- ROBO-ONE Soccer: A ROBO-ONE Soccer match was staged as a preliminary demonstration at the August 2006 ROBO-ONE Special competition, and also during the September 2006 ROBO-ONE 10 event in Nagai in Japan. The ROBO-ONE committee has scheduled the first official ROBO-ONE Soccer competition for August 2007 at the Panasonic Center facility in Tokyo.
Early ROBO-ONE specifications were deliberately minimal to encourage as much participation as possible. As the robots' performance has improved, the specifications have been tightened to keep the focus on 'humanoid robotics'. For example, the foot/sole size in relation to the robots overall size has been incrementally decreased for recent competitions.
With ROBO-ONE 11 (March 2007), the concept of weight classifications was introduced.
Competition rules vary based on the specific event, and have evolved over time as the robots ability has improved.

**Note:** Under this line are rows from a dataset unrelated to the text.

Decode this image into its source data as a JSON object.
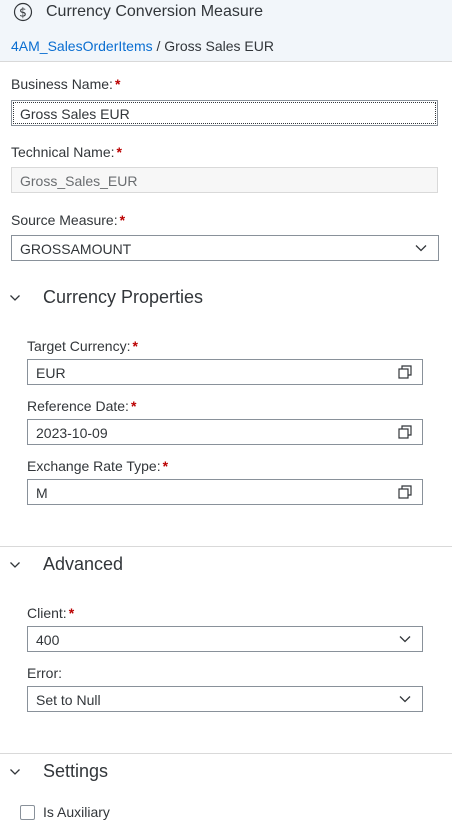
{
  "header": {
    "title": "Currency Conversion Measure",
    "breadcrumb": {
      "parent": "4AM_SalesOrderItems",
      "separator": "/",
      "current": "Gross Sales EUR"
    }
  },
  "form": {
    "business_name": {
      "label": "Business Name:",
      "required": "*",
      "value": "Gross Sales EUR"
    },
    "technical_name": {
      "label": "Technical Name:",
      "required": "*",
      "value": "Gross_Sales_EUR"
    },
    "source_measure": {
      "label": "Source Measure:",
      "required": "*",
      "value": "GROSSAMOUNT"
    }
  },
  "currency_properties": {
    "title": "Currency Properties",
    "target_currency": {
      "label": "Target Currency:",
      "required": "*",
      "value": "EUR"
    },
    "reference_date": {
      "label": "Reference Date:",
      "required": "*",
      "value": "2023-10-09"
    },
    "exchange_rate_type": {
      "label": "Exchange Rate Type:",
      "required": "*",
      "value": "M"
    }
  },
  "advanced": {
    "title": "Advanced",
    "client": {
      "label": "Client:",
      "required": "*",
      "value": "400"
    },
    "error": {
      "label": "Error:",
      "value": "Set to Null"
    }
  },
  "settings": {
    "title": "Settings",
    "is_auxiliary": {
      "label": "Is Auxiliary",
      "checked": false
    }
  },
  "colors": {
    "link": "#0a6ed1",
    "required": "#bb0000",
    "header_bg": "#f2f6fa",
    "border": "#89919a"
  }
}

The ROBO-ONE committee publishes the official rules in Japanese for each competition roughly two months in advance.
ROBO-ONE type competitions in other countries typically follow the same general format and rules, but with modifications appropriate for the participants skill and ability levels.
Competition level ROBO-ONE entries are typically custom designs, but have often been based in part on commercially available kits.
- Bioloid by Robotis
- KHR-1 and KHR-2 by Kondo Kagaku
- Robonova-1 by Hitec
- Manoi AT01 and Manoi PF01 by Kyosho
- Biggest collection of Robot Fight Videos
- Official ROBO-ONE Japanese page (In Japanese) (Translated into english with google)
- Official ROBO-ONE Korea page (In english)
- Unofficial ROBO-ONE rules (Translated by Duncan Lowne) - covers the ROBO-ONE rules as of September 2006
- RoboSavvy ROBO-ONE Community (English)
- Robots Dreams robotics blog from Japan that features ROBO-ONE reports and videos (English)
- RoboGames US competition held annually in San Francisco with some ROBO-ONE type events